> [PROVIDED DATA]:
..........
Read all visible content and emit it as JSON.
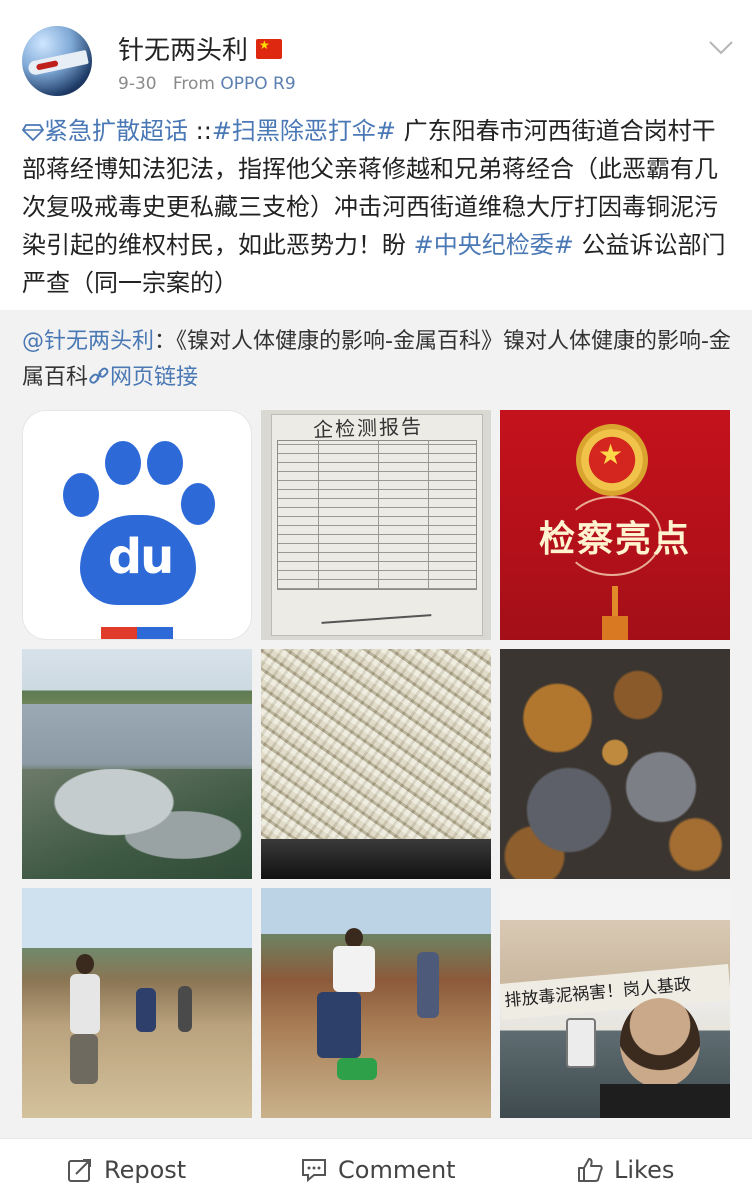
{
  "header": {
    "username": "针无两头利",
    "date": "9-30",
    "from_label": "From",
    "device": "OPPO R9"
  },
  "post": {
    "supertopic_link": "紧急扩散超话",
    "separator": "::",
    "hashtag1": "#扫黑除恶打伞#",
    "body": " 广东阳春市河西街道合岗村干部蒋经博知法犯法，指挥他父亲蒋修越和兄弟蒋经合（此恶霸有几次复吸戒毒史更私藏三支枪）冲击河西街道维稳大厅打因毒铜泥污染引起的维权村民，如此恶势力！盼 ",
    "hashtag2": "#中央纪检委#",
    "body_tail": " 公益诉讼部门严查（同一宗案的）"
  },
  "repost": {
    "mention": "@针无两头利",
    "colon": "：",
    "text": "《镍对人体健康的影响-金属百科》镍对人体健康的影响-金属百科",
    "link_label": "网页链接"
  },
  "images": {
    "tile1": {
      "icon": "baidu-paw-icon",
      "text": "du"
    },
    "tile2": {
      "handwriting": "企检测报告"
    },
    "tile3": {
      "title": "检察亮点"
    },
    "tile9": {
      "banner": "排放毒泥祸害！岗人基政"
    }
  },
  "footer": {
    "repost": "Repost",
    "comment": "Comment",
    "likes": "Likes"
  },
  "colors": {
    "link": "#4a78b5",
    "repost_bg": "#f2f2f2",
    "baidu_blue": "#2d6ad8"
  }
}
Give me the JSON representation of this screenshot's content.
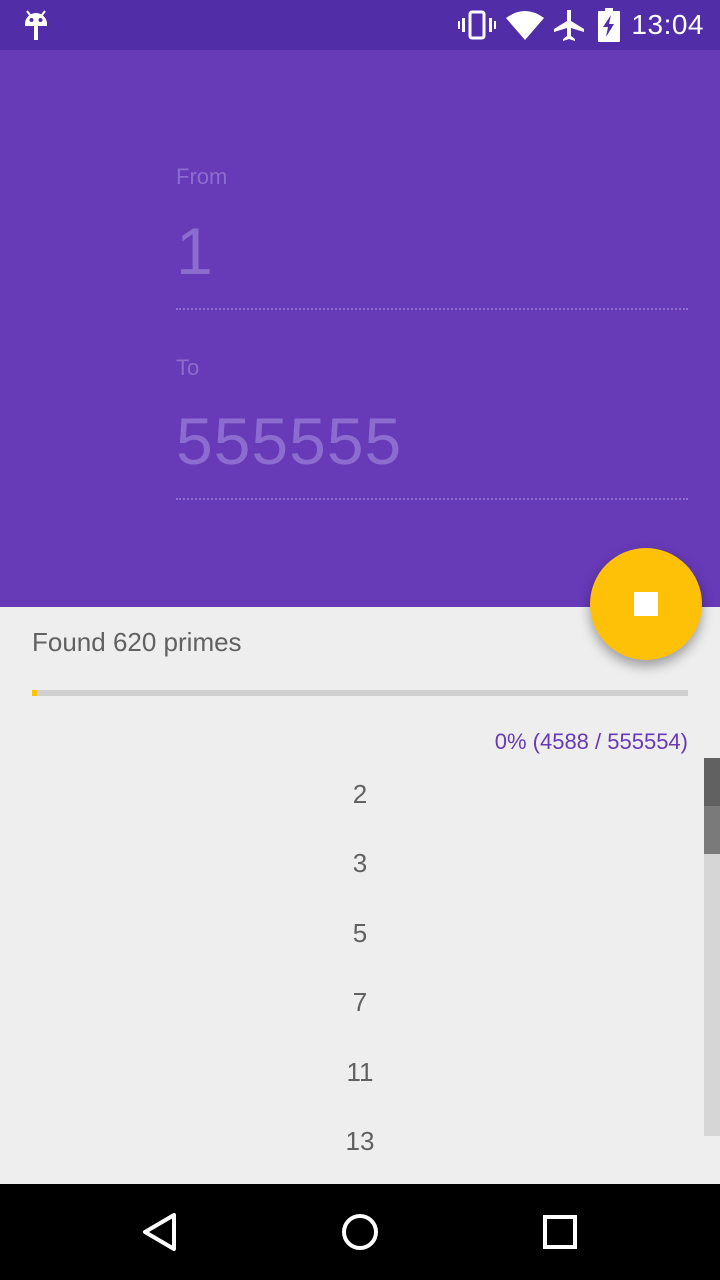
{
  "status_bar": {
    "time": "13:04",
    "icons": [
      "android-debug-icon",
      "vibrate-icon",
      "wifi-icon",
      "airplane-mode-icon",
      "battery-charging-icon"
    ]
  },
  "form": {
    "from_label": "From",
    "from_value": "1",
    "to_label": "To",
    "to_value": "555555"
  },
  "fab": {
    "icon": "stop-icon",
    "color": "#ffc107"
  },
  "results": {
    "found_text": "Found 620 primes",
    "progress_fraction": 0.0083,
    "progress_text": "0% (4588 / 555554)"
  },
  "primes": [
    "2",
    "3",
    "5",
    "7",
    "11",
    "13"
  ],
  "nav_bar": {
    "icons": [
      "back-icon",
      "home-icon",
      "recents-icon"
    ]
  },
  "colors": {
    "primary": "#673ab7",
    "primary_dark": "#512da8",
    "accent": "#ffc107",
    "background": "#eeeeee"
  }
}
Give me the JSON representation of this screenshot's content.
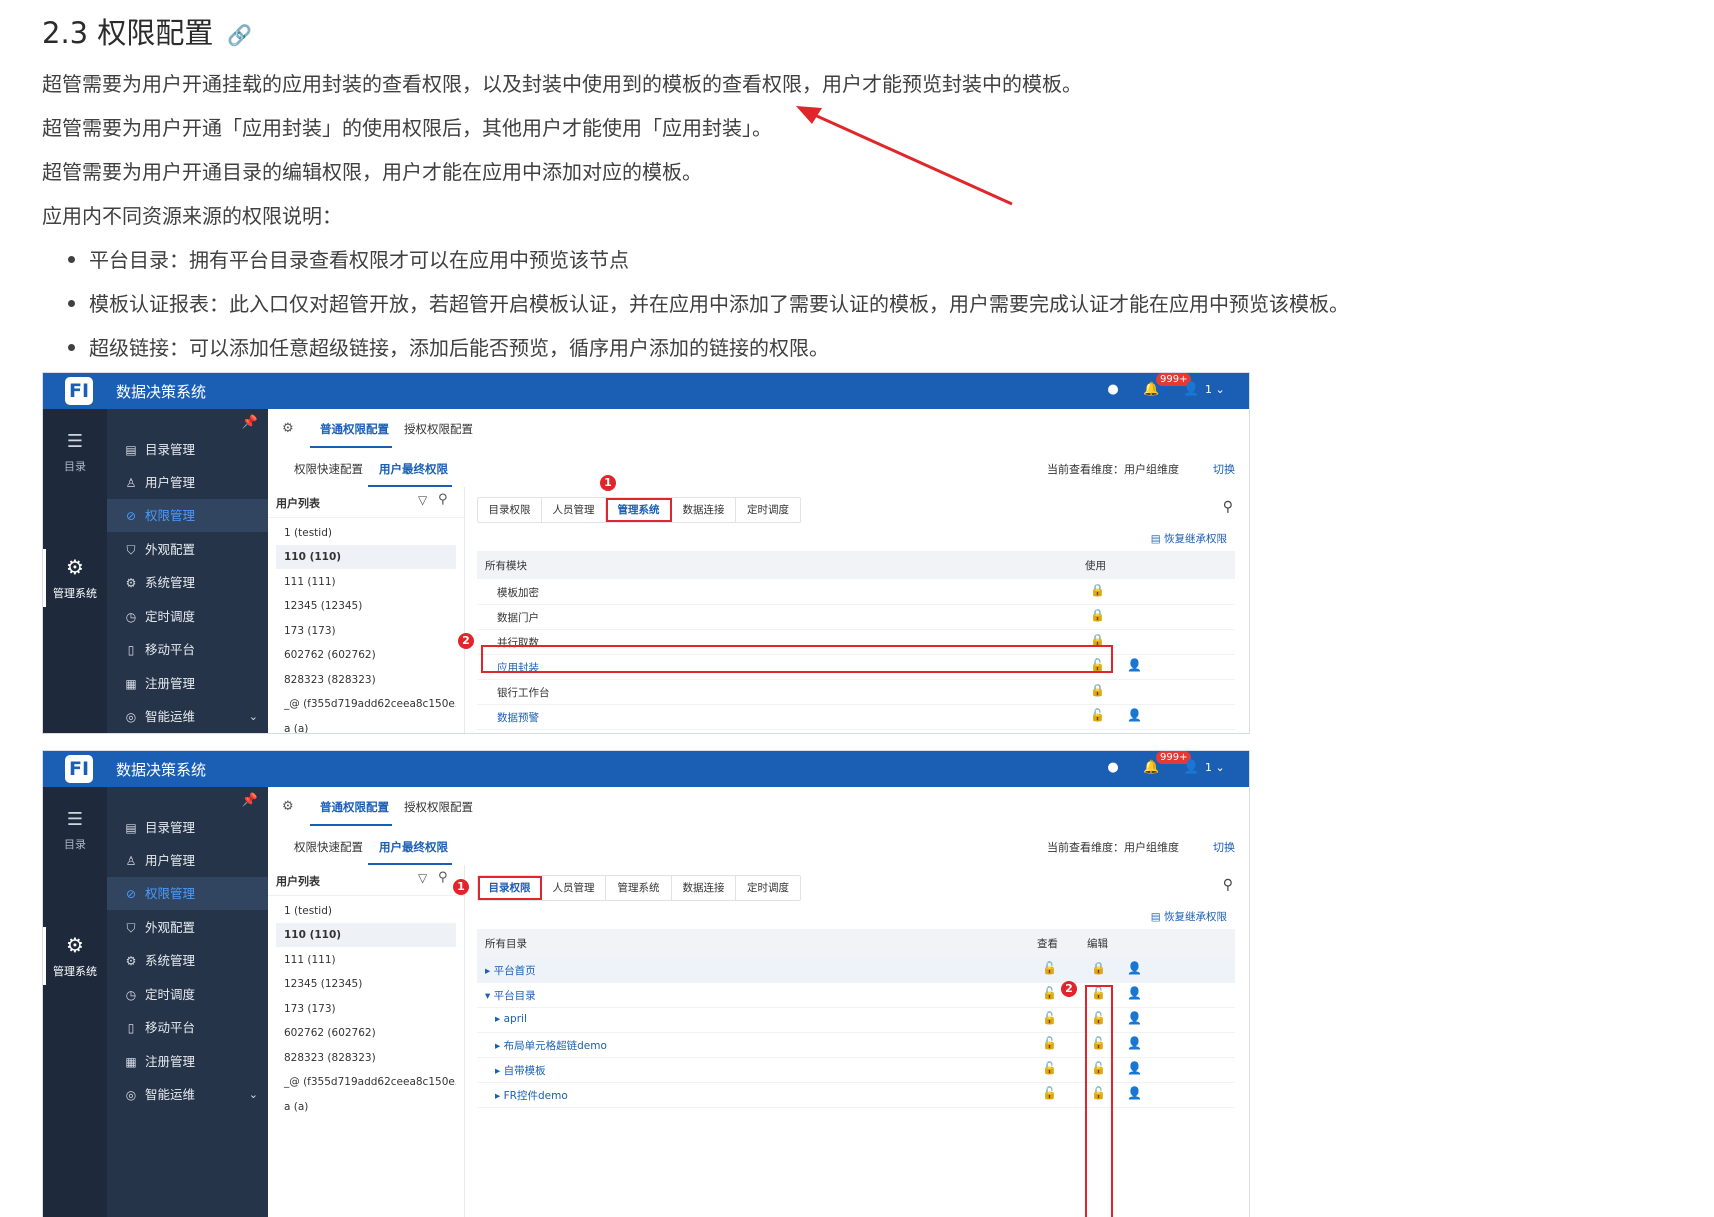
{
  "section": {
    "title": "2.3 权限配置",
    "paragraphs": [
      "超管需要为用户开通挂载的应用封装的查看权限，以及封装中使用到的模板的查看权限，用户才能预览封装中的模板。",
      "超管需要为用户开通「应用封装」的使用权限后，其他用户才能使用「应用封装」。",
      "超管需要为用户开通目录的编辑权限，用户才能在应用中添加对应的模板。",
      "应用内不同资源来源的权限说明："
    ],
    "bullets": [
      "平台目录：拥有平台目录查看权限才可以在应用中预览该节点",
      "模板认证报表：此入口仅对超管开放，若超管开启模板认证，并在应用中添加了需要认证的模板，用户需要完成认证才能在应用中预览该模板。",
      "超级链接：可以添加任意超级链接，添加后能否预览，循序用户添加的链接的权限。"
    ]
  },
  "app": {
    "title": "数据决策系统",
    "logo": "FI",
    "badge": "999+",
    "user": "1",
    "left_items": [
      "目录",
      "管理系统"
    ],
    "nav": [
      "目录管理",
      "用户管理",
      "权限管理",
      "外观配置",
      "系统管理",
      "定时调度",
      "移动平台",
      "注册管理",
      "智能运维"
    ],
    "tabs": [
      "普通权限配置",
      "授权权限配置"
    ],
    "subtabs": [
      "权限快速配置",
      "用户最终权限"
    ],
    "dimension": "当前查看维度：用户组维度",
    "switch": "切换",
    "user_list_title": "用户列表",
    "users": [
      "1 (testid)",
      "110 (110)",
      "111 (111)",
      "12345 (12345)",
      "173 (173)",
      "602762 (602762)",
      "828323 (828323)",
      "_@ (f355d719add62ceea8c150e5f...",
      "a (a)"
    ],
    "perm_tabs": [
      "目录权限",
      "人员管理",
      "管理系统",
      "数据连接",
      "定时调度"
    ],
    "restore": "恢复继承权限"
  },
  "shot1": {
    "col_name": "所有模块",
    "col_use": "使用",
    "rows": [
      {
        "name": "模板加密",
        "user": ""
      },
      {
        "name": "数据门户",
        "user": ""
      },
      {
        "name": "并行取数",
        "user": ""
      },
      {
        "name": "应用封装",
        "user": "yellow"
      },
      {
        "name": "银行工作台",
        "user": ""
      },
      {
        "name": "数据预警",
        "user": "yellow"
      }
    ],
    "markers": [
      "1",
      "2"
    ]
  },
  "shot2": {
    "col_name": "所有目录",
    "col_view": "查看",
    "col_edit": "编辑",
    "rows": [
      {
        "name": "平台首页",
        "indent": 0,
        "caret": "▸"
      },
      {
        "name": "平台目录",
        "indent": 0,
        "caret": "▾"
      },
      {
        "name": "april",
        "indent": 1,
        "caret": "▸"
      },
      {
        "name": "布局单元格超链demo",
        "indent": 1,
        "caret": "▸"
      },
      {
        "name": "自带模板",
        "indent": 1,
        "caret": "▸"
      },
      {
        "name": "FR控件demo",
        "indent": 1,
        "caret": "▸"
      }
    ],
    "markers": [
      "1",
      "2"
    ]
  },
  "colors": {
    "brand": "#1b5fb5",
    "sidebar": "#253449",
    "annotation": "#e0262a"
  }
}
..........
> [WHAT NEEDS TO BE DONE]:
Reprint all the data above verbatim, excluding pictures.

> [EXERCISE SOLUTION]:
Read all visible content and emit it as JSON.
{
  "header": {
    "username": "针无两头利",
    "date": "9-30",
    "from_label": "From",
    "device": "OPPO R9"
  },
  "post": {
    "supertopic_link": "紧急扩散超话",
    "separator": "::",
    "hashtag1": "#扫黑除恶打伞#",
    "body": " 广东阳春市河西街道合岗村干部蒋经博知法犯法，指挥他父亲蒋修越和兄弟蒋经合（此恶霸有几次复吸戒毒史更私藏三支枪）冲击河西街道维稳大厅打因毒铜泥污染引起的维权村民，如此恶势力！盼 ",
    "hashtag2": "#中央纪检委#",
    "body_tail": " 公益诉讼部门严查（同一宗案的）"
  },
  "repost": {
    "mention": "@针无两头利",
    "colon": "：",
    "text": "《镍对人体健康的影响-金属百科》镍对人体健康的影响-金属百科",
    "link_label": "网页链接"
  },
  "images": {
    "tile1": {
      "icon": "baidu-paw-icon",
      "text": "du"
    },
    "tile2": {
      "handwriting": "企检测报告"
    },
    "tile3": {
      "title": "检察亮点"
    },
    "tile9": {
      "banner": "排放毒泥祸害！岗人基政"
    }
  },
  "footer": {
    "repost": "Repost",
    "comment": "Comment",
    "likes": "Likes"
  },
  "colors": {
    "link": "#4a78b5",
    "repost_bg": "#f2f2f2",
    "baidu_blue": "#2d6ad8"
  }
}
Give me the JSON representation of this screenshot's content.
{
  "status_bar": {
    "time": "13:04",
    "icons": [
      "android-debug-icon",
      "vibrate-icon",
      "wifi-icon",
      "airplane-mode-icon",
      "battery-charging-icon"
    ]
  },
  "form": {
    "from_label": "From",
    "from_value": "1",
    "to_label": "To",
    "to_value": "555555"
  },
  "fab": {
    "icon": "stop-icon",
    "color": "#ffc107"
  },
  "results": {
    "found_text": "Found 620 primes",
    "progress_fraction": 0.0083,
    "progress_text": "0% (4588 / 555554)"
  },
  "primes": [
    "2",
    "3",
    "5",
    "7",
    "11",
    "13"
  ],
  "nav_bar": {
    "icons": [
      "back-icon",
      "home-icon",
      "recents-icon"
    ]
  },
  "colors": {
    "primary": "#673ab7",
    "primary_dark": "#512da8",
    "accent": "#ffc107",
    "background": "#eeeeee"
  }
}
Give me the JSON representation of this screenshot's content.
{
  "section": {
    "title": "2.3 权限配置",
    "paragraphs": [
      "超管需要为用户开通挂载的应用封装的查看权限，以及封装中使用到的模板的查看权限，用户才能预览封装中的模板。",
      "超管需要为用户开通「应用封装」的使用权限后，其他用户才能使用「应用封装」。",
      "超管需要为用户开通目录的编辑权限，用户才能在应用中添加对应的模板。",
      "应用内不同资源来源的权限说明："
    ],
    "bullets": [
      "平台目录：拥有平台目录查看权限才可以在应用中预览该节点",
      "模板认证报表：此入口仅对超管开放，若超管开启模板认证，并在应用中添加了需要认证的模板，用户需要完成认证才能在应用中预览该模板。",
      "超级链接：可以添加任意超级链接，添加后能否预览，循序用户添加的链接的权限。"
    ]
  },
  "app": {
    "title": "数据决策系统",
    "logo": "FI",
    "badge": "999+",
    "user": "1",
    "left_items": [
      "目录",
      "管理系统"
    ],
    "nav": [
      "目录管理",
      "用户管理",
      "权限管理",
      "外观配置",
      "系统管理",
      "定时调度",
      "移动平台",
      "注册管理",
      "智能运维"
    ],
    "tabs": [
      "普通权限配置",
      "授权权限配置"
    ],
    "subtabs": [
      "权限快速配置",
      "用户最终权限"
    ],
    "dimension": "当前查看维度：用户组维度",
    "switch": "切换",
    "user_list_title": "用户列表",
    "users": [
      "1 (testid)",
      "110 (110)",
      "111 (111)",
      "12345 (12345)",
      "173 (173)",
      "602762 (602762)",
      "828323 (828323)",
      "_@ (f355d719add62ceea8c150e5f...",
      "a (a)"
    ],
    "perm_tabs": [
      "目录权限",
      "人员管理",
      "管理系统",
      "数据连接",
      "定时调度"
    ],
    "restore": "恢复继承权限"
  },
  "shot1": {
    "col_name": "所有模块",
    "col_use": "使用",
    "rows": [
      {
        "name": "模板加密",
        "user": ""
      },
      {
        "name": "数据门户",
        "user": ""
      },
      {
        "name": "并行取数",
        "user": ""
      },
      {
        "name": "应用封装",
        "user": "yellow"
      },
      {
        "name": "银行工作台",
        "user": ""
      },
      {
        "name": "数据预警",
        "user": "yellow"
      }
    ],
    "markers": [
      "1",
      "2"
    ]
  },
  "shot2": {
    "col_name": "所有目录",
    "col_view": "查看",
    "col_edit": "编辑",
    "rows": [
      {
        "name": "平台首页",
        "indent": 0,
        "caret": "▸"
      },
      {
        "name": "平台目录",
        "indent": 0,
        "caret": "▾"
      },
      {
        "name": "april",
        "indent": 1,
        "caret": "▸"
      },
      {
        "name": "布局单元格超链demo",
        "indent": 1,
        "caret": "▸"
      },
      {
        "name": "自带模板",
        "indent": 1,
        "caret": "▸"
      },
      {
        "name": "FR控件demo",
        "indent": 1,
        "caret": "▸"
      }
    ],
    "markers": [
      "1",
      "2"
    ]
  },
  "colors": {
    "brand": "#1b5fb5",
    "sidebar": "#253449",
    "annotation": "#e0262a"
  }
}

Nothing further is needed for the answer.